November of 17th, 2016, for ever got registered as the day of my headstand. Sirsasana, the king of asanas as they may call it, the inverted asana that not only demands your complete attention but also needs you to conquer your fears, the one that entrusts in you enough power, boosts your confidence and tightens your hold on your practice of yoga asanas, all of this was attained in my regular practice of yoga on that very day. Reaching this milestone in my practice was an outcome of precisely seven months of patience, perseverance and practice, in that particular order.
My instant reaction to this was almost losing control on my breath making it difficult to hold the position for long. That feeling of what just happened was so unbelievable that I had to gather tremendous energy to stay focused on my action. And I did. For the next 45 seconds, I did it.
What this essentially means is that now I have completed my sequence of 12 basic asanas. I wouldn’t be dying without standing upside down at least once in my life. I practice what I preach. My teacher training course in Yoga has fully yielded now. For those who know me well, also know what it meant to me. I am full of gratitude and feel blessed by my gurus who would gave me immense positivity to make this happen for myself.
Though headstand in itself is no milestone in your practice of yoga (there are no milestones, you just do what you can!), but advancing the practice is a huge feel good factor in itself. Just like me, there are many out there who are motivated to advance their practice but are reluctant to give up on their psychology. Hence, the practice of sirsasana becomes a must in letting go of your fears.

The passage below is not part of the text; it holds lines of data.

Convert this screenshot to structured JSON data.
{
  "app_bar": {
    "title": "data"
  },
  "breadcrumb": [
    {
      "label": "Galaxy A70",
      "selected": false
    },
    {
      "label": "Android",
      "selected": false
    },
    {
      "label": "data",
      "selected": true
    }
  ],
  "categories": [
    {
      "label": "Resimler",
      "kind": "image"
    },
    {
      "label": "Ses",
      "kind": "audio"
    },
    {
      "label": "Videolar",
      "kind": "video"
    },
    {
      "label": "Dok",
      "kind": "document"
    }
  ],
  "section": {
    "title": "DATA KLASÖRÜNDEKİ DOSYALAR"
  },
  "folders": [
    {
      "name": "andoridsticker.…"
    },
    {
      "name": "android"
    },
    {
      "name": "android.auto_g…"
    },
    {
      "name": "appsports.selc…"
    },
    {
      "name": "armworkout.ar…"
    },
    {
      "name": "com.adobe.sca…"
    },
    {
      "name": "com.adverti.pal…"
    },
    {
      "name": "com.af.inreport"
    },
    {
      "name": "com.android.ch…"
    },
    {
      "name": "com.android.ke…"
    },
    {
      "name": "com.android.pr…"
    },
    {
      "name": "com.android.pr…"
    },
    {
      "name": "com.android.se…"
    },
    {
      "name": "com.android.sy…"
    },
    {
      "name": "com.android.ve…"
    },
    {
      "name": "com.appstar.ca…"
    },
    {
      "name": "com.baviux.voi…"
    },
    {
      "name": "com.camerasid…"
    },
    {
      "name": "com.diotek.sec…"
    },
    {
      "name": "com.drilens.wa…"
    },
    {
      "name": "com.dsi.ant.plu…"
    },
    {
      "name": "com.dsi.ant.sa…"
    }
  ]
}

If I go back to my days when I constantly struggled for the posture, I see that it made me angry on myself, there were even days when I have trusted others more than me to reach there but all of it seems irrelevant today. There is a certain level of calm that should come from within, the energy should be positive and the time has to be right. Nothing happens before the right time. Losing patience is perhaps the biggest mistake that I have learnt from. After many trials and failures I did realize the hard fact that good things come to those who wait. From then on, I waited. I waited but I didn’t give up. Of course, I lost my patience time and again but on one given day calm took upon me and what a delightful day it was.
The consistency in practice gives me an empowerment that I can make my practice stronger and better. One small step in the right direction becomes a reservoir of hope and motivation. And so it becomes important to keep ourselves pepped about these little achievements in our daily practice of yoga. And so I say, let your daily stance of yoga surprise you!